(Interface dataset entries)
--------------------------------------------------
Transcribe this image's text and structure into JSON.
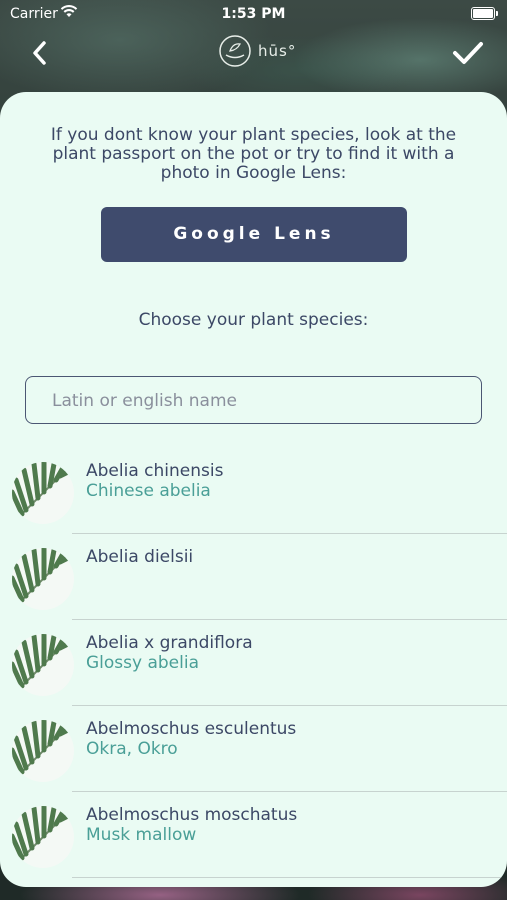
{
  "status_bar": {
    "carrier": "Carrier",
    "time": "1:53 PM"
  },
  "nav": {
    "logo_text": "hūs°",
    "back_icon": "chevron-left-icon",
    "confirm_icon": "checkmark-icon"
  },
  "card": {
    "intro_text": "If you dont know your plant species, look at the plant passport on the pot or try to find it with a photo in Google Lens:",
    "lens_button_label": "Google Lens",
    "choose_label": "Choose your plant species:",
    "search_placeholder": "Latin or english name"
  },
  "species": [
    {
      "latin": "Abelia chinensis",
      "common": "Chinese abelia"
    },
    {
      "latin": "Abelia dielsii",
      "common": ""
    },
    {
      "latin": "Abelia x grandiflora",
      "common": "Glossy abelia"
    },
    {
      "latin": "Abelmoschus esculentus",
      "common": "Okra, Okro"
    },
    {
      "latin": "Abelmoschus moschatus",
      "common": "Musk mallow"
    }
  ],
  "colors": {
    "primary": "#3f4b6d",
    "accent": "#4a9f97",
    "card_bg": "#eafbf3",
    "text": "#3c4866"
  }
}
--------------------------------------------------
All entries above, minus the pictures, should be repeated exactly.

**RESPONSE FOR THIS EXERCISE**
Transcribe this image's text and structure into JSON.
{
  "status_bar": {
    "carrier": "Carrier",
    "time": "1:53 PM"
  },
  "nav": {
    "logo_text": "hūs°",
    "back_icon": "chevron-left-icon",
    "confirm_icon": "checkmark-icon"
  },
  "card": {
    "intro_text": "If you dont know your plant species, look at the plant passport on the pot or try to find it with a photo in Google Lens:",
    "lens_button_label": "Google Lens",
    "choose_label": "Choose your plant species:",
    "search_placeholder": "Latin or english name"
  },
  "species": [
    {
      "latin": "Abelia chinensis",
      "common": "Chinese abelia"
    },
    {
      "latin": "Abelia dielsii",
      "common": ""
    },
    {
      "latin": "Abelia x grandiflora",
      "common": "Glossy abelia"
    },
    {
      "latin": "Abelmoschus esculentus",
      "common": "Okra, Okro"
    },
    {
      "latin": "Abelmoschus moschatus",
      "common": "Musk mallow"
    }
  ],
  "colors": {
    "primary": "#3f4b6d",
    "accent": "#4a9f97",
    "card_bg": "#eafbf3",
    "text": "#3c4866"
  }
}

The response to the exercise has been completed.